The primary function of a building is to give shelter to the employees and protect the company property from such disasters as fire, floods, earthquakes, hurricanes and tornadoes. The danger from fire is very common and almost universal. The building plan should provide for maximum fire protection and should have such items as fire hose connections, fire alarms, sprinkle facilities, fire escape mechanisms and safety lights. If the products produced are inflammable then even a fire engine with fully trained personnel must be deployed inside the plant. Floods cause extensive damage to property and people. The building should be so designed to drain out even abnormal or cloudburst heavy rain water without causing any damage to the buildings, machinery and stored / kept goods. This will enable the management to face such a calamity. The installation of the early warning system is one such essential item in a building. Similarly, provisions to face hurricane should be included in the building design.
Security arrangements are essential for the prevention of thefts from inside the plant. The most common method of ensuring security is to post watchmen at the entrance and the exit. The other methods are the use of fences, guardhouses, flood lighting and closed circuit television. All these should find their place in the building design. In some plants a few security personnel are made to take rounds inside and outside the buildings particularly during nights to guard any unlawful activity or thefts. A few companies located in areas where threat of ultras exist security men with guns are also positioned in remote areas of the plant.
The site selected for a factory building should receive due considerations in its design. If a city site is selected, firm foundations have to be laid in view of the expectation of its vertical expansion. If a village site is selected, deep foundations are not necessary because a horizontal expansion would be possible at this site. If the terrain of the site is uneven, cellars may be constructed and used for materials storage, employee facilities, locker rooms, vehicle parking and the like. The type of soil determines the depth of the foundation and the type of materials to be used in the construction of the factory building
The service and maintenance charges of a building add to the cost of overheads and should, therefore, be avoided by providing for certain structural facilities. Junctions may be rounded off to avoid the formation of sharp corners which are inevitable dust collectors and which call for constant cleaning. The construction of single-storey buildings dispenses with the need for elevators and the expenditure incurred on them.
Building appearance and beautification:

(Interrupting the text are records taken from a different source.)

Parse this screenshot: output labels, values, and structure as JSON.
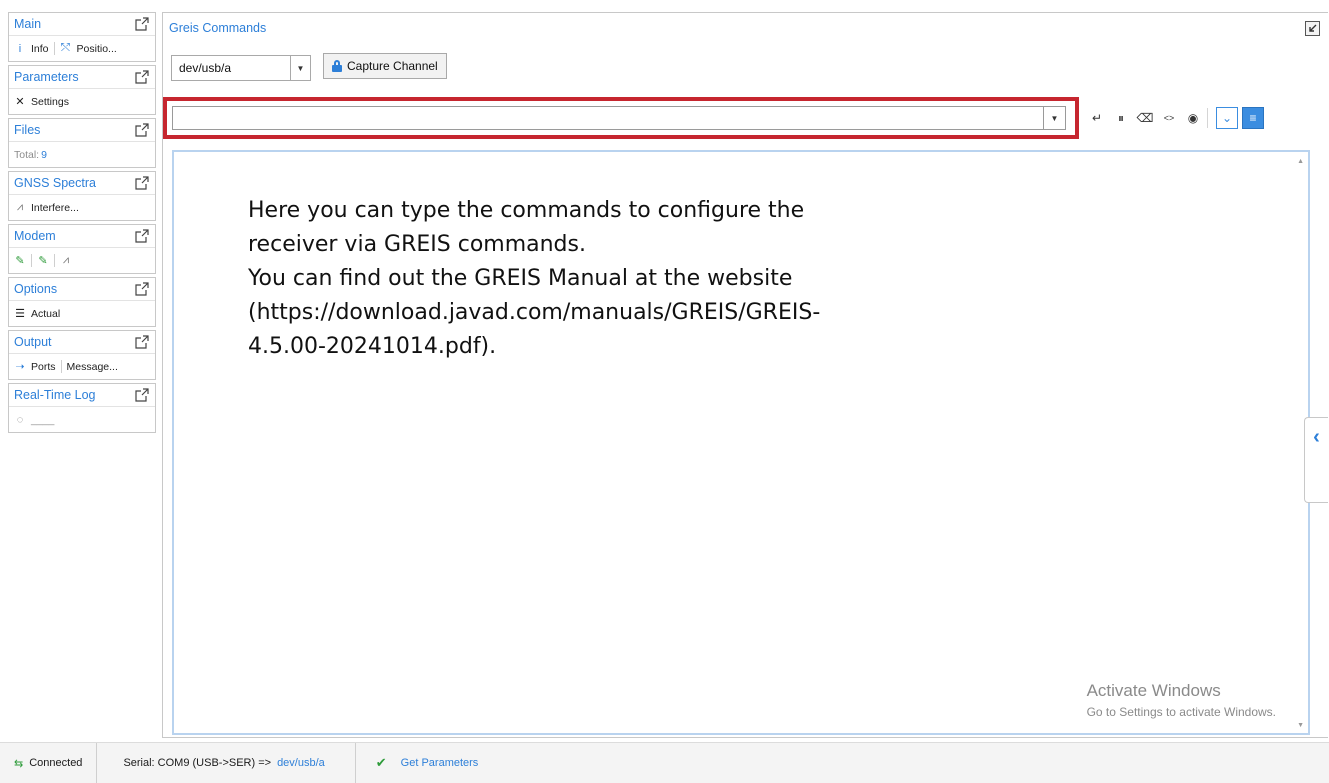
{
  "sidebar": {
    "panels": [
      {
        "title": "Main",
        "items": [
          {
            "icon": "info-icon",
            "glyph": "i",
            "label": "Info"
          },
          {
            "icon": "position-icon",
            "glyph": "⤲",
            "label": "Positio..."
          }
        ]
      },
      {
        "title": "Parameters",
        "items": [
          {
            "icon": "settings-tools-icon",
            "glyph": "✕",
            "label": "Settings"
          }
        ]
      },
      {
        "title": "Files",
        "total_label": "Total:",
        "total_value": "9"
      },
      {
        "title": "GNSS Spectra",
        "items": [
          {
            "icon": "chart-icon",
            "glyph": "⩘",
            "label": "Interfere..."
          }
        ]
      },
      {
        "title": "Modem",
        "items": [
          {
            "icon": "modem-connect-icon",
            "glyph": "✎"
          },
          {
            "icon": "modem-signal-icon",
            "glyph": "✎"
          },
          {
            "icon": "modem-chart-icon",
            "glyph": "⩘"
          }
        ]
      },
      {
        "title": "Options",
        "items": [
          {
            "icon": "list-icon",
            "glyph": "☰",
            "label": "Actual"
          }
        ]
      },
      {
        "title": "Output",
        "items": [
          {
            "icon": "ports-arrow-icon",
            "glyph": "➝",
            "label": "Ports"
          },
          {
            "label": "Message..."
          }
        ]
      },
      {
        "title": "Real-Time Log",
        "items": [
          {
            "icon": "log-status-icon",
            "glyph": "◌",
            "label": "____"
          }
        ]
      }
    ]
  },
  "main": {
    "title": "Greis Commands",
    "port_select": {
      "value": "dev/usb/a"
    },
    "capture_button": {
      "label": "Capture Channel"
    },
    "command_input": {
      "value": "",
      "placeholder": ""
    },
    "toolbar": [
      {
        "name": "send-icon",
        "glyph": "↵"
      },
      {
        "name": "pause-icon",
        "glyph": "⏸"
      },
      {
        "name": "clear-icon",
        "glyph": "⌫"
      },
      {
        "name": "hex-icon",
        "glyph": "<>"
      },
      {
        "name": "record-icon",
        "glyph": "◉"
      },
      {
        "name": "autoscroll-icon",
        "glyph": "⌄"
      },
      {
        "name": "wrap-icon",
        "glyph": "≡"
      }
    ],
    "note": {
      "line1": "Here you can type the commands to configure the receiver via GREIS commands.",
      "line2": "You can find out the GREIS Manual at the website (https://download.javad.com/manuals/GREIS/GREIS-4.5.00-20241014.pdf)."
    },
    "watermark": {
      "title": "Activate Windows",
      "subtitle": "Go to Settings to activate Windows."
    }
  },
  "statusbar": {
    "connection": "Connected",
    "serial_prefix": "Serial: COM9 (USB->SER) =>",
    "serial_port": "dev/usb/a",
    "get_parameters": "Get Parameters"
  },
  "colors": {
    "accent": "#2d7fd8",
    "highlight": "#c6262f",
    "success": "#2e9b3a"
  }
}
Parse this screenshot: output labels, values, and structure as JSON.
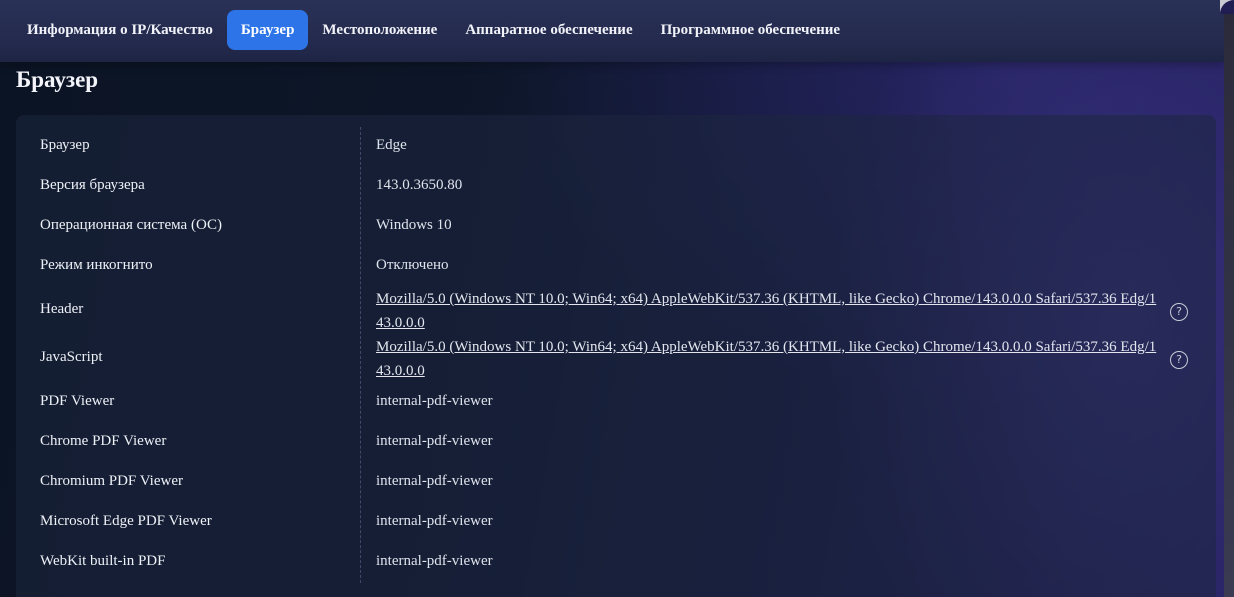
{
  "nav": {
    "tabs": [
      {
        "label": "Информация о IP/Качество",
        "active": false
      },
      {
        "label": "Браузер",
        "active": true
      },
      {
        "label": "Местоположение",
        "active": false
      },
      {
        "label": "Аппаратное обеспечение",
        "active": false
      },
      {
        "label": "Программное обеспечение",
        "active": false
      }
    ]
  },
  "section": {
    "title": "Браузер"
  },
  "rows": [
    {
      "label": "Браузер",
      "value": "Edge"
    },
    {
      "label": "Версия браузера",
      "value": "143.0.3650.80"
    },
    {
      "label": "Операционная система (ОС)",
      "value": "Windows 10"
    },
    {
      "label": "Режим инкогнито",
      "value": "Отключено"
    },
    {
      "label": "Header",
      "value": "Mozilla/5.0 (Windows NT 10.0; Win64; x64) AppleWebKit/537.36 (KHTML, like Gecko) Chrome/143.0.0.0 Safari/537.36 Edg/143.0.0.0"
    },
    {
      "label": "JavaScript",
      "value": "Mozilla/5.0 (Windows NT 10.0; Win64; x64) AppleWebKit/537.36 (KHTML, like Gecko) Chrome/143.0.0.0 Safari/537.36 Edg/143.0.0.0"
    },
    {
      "label": "PDF Viewer",
      "value": "internal-pdf-viewer"
    },
    {
      "label": "Chrome PDF Viewer",
      "value": "internal-pdf-viewer"
    },
    {
      "label": "Chromium PDF Viewer",
      "value": "internal-pdf-viewer"
    },
    {
      "label": "Microsoft Edge PDF Viewer",
      "value": "internal-pdf-viewer"
    },
    {
      "label": "WebKit built-in PDF",
      "value": "internal-pdf-viewer"
    }
  ],
  "icons": {
    "help": "question-circle-icon"
  },
  "colors": {
    "accent": "#2d74e8"
  }
}
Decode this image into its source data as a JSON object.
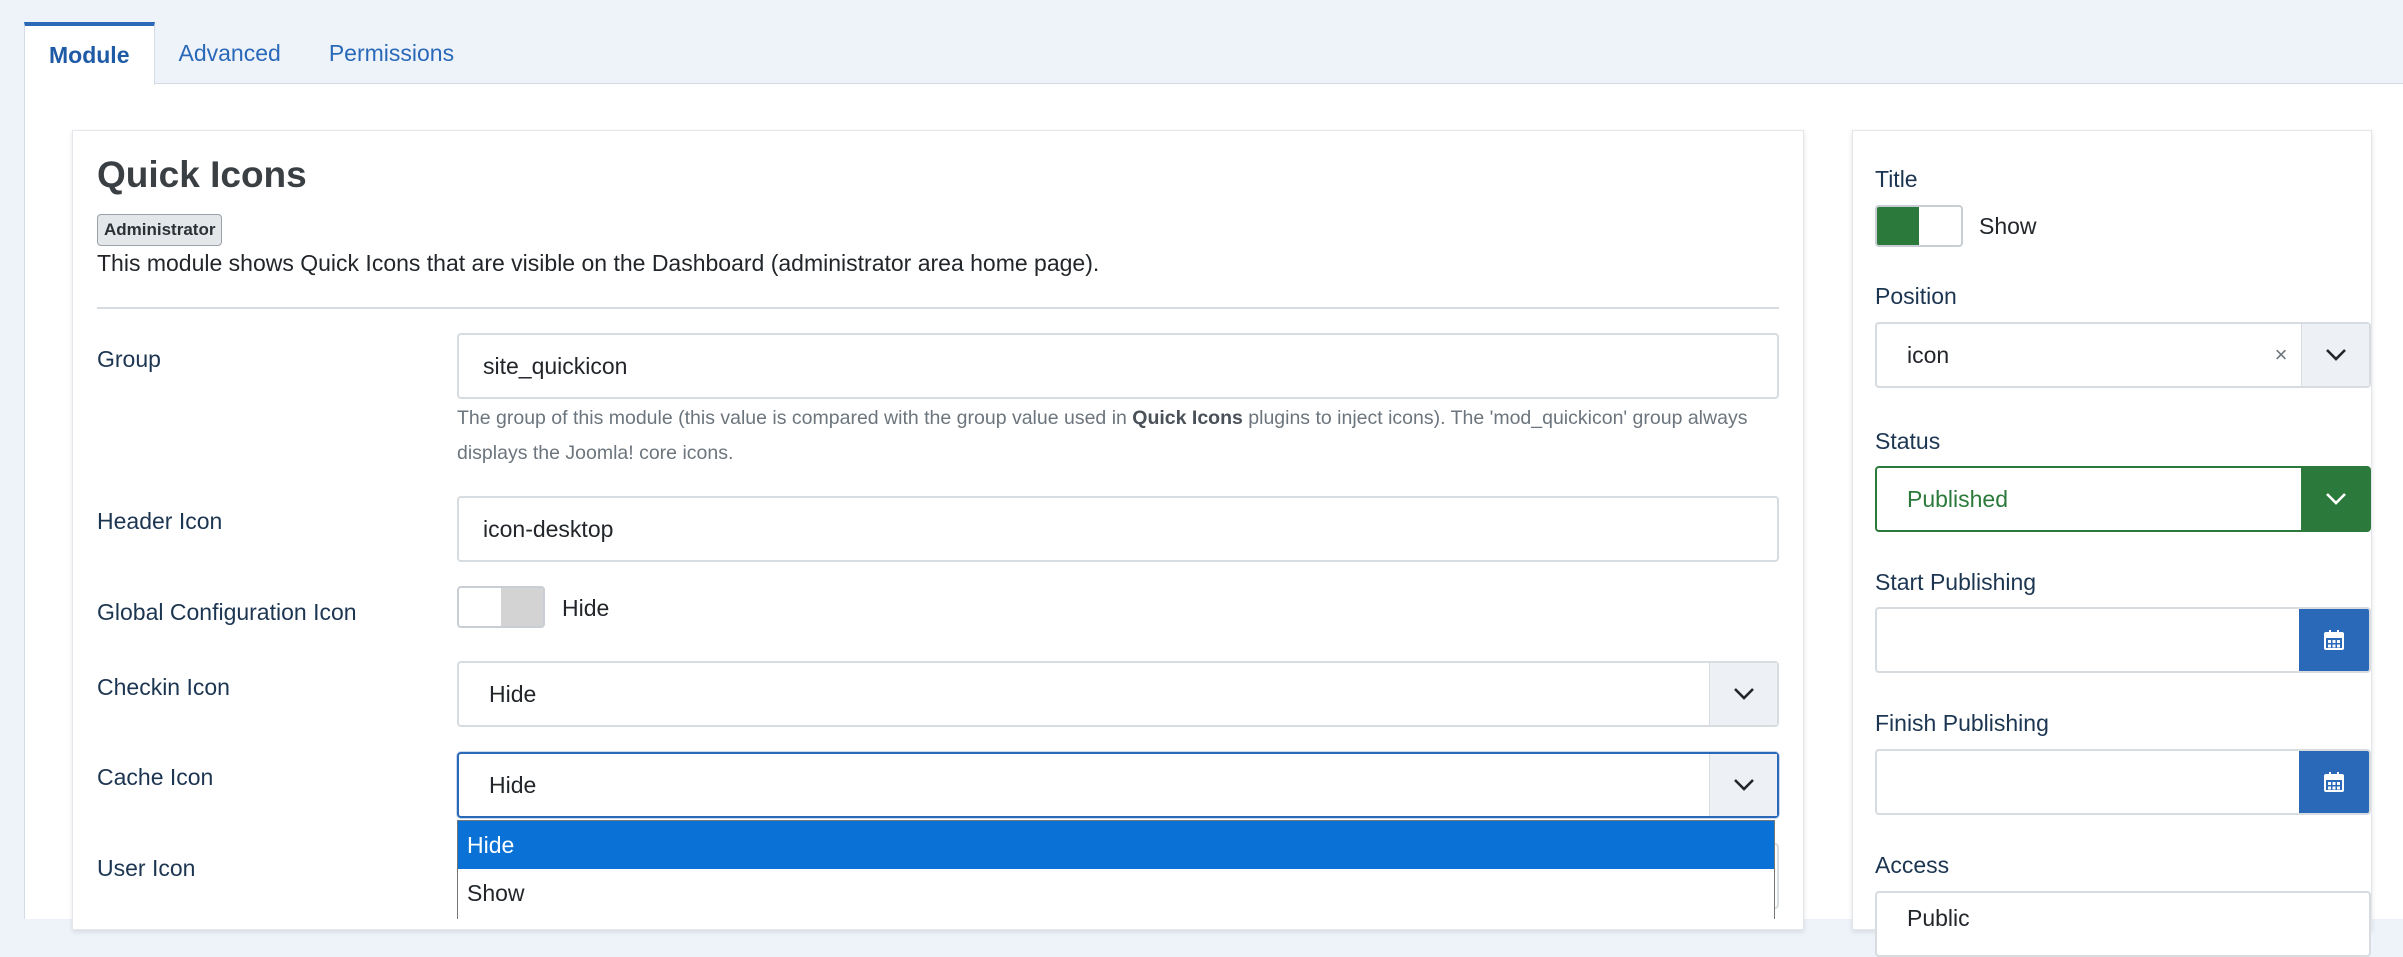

Efforts should be made to make the building a pleasant place for workers. Employee comfort should receive top priority, because the workers spend a greater portion of their total working hours in the factory. Their stay in the factory should, therefore, be comfortable and pleasant. The building should have an elegant appearance because this adds t the pride and prestige of the managers and the managed. Any attractive, well designed plant promotes community good will. It also has an influence on employee morale. An attractive plant makes a progressive, successful organization and therefore stimulates pride in the company.